Scan the records for the string "Checks", then copy each line that has it.

*** Opening AVAILABLE RECORDS ***

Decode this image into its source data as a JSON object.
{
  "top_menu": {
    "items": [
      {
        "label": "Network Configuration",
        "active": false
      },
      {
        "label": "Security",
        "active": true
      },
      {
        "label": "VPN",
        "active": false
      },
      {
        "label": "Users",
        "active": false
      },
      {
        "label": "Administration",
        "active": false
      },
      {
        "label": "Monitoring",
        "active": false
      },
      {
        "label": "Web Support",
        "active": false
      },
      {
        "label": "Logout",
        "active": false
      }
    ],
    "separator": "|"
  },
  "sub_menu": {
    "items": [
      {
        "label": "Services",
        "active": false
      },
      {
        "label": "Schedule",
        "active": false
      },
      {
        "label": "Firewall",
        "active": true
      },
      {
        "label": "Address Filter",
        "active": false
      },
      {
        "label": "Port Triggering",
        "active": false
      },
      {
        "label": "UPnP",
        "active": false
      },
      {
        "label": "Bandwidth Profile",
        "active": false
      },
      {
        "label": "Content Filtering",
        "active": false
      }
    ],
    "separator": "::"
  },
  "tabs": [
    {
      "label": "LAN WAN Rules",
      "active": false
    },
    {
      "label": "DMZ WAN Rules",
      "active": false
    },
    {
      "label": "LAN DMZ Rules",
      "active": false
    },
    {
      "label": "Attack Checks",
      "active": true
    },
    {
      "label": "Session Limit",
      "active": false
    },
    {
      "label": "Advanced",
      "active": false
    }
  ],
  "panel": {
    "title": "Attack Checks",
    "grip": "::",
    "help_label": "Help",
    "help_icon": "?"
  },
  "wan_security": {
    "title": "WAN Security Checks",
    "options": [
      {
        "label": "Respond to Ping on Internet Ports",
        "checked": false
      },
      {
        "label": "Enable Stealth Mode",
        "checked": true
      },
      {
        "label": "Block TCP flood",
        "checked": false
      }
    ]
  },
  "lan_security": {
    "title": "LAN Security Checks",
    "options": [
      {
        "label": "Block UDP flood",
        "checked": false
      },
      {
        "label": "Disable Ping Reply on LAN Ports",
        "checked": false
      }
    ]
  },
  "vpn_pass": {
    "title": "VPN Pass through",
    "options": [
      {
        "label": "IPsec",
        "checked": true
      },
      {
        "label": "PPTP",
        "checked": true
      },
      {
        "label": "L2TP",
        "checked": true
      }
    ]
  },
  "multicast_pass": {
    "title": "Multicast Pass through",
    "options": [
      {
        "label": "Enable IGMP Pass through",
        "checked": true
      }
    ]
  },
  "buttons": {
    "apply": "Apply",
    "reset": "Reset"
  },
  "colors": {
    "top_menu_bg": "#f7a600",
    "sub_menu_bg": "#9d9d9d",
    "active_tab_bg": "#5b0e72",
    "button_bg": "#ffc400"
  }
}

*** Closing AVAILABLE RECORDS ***

§ SOLUTION TO THE PROBLEM:
      "label": "Attack Checks",
    "title": "Attack Checks",
    "title": "WAN Security Checks",
    "title": "LAN Security Checks",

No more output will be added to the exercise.